(Dataset rows for apps and sites)

════════════════

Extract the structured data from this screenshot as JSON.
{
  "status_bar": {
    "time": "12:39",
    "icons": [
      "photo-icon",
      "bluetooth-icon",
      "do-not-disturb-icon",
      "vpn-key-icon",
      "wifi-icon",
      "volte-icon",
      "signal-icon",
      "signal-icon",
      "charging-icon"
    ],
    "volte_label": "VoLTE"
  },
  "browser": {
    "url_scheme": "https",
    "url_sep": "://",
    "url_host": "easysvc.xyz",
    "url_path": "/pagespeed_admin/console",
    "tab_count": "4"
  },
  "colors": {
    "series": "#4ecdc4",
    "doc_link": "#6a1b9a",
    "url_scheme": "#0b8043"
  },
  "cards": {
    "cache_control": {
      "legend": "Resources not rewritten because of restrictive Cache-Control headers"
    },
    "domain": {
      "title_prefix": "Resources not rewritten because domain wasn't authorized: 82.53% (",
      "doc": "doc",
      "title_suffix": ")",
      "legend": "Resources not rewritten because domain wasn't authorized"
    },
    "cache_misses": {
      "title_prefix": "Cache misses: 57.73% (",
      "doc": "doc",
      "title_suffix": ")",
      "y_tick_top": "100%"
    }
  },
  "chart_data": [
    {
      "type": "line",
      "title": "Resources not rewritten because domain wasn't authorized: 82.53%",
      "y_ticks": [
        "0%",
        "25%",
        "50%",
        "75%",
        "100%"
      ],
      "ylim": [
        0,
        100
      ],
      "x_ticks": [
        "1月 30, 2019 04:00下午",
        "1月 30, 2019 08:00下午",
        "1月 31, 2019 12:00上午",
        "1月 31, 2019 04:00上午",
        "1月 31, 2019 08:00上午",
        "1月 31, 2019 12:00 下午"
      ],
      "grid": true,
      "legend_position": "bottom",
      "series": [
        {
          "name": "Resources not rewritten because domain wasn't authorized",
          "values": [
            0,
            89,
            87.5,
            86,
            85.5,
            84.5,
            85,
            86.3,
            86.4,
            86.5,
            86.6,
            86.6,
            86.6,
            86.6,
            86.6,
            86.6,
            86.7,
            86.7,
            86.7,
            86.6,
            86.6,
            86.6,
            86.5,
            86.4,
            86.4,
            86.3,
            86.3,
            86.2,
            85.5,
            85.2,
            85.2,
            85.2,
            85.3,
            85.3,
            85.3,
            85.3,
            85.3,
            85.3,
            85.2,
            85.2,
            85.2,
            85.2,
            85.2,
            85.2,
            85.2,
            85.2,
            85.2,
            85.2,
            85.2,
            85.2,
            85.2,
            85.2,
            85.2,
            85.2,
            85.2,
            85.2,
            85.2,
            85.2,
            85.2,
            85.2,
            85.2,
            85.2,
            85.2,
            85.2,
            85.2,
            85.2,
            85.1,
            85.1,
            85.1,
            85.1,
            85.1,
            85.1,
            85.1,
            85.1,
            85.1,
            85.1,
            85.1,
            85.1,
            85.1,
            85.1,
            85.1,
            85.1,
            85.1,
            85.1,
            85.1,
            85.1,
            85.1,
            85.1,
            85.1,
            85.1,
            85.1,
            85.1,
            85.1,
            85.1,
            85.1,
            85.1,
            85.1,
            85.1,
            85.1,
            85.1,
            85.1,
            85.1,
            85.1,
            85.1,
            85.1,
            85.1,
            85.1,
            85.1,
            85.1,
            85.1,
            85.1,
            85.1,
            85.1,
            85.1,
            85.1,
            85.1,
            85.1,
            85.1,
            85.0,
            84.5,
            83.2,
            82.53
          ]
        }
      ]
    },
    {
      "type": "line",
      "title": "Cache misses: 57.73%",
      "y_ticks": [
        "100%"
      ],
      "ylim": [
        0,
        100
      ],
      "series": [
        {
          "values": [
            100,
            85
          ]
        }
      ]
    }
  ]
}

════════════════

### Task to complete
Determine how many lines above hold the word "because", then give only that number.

### Answer space
5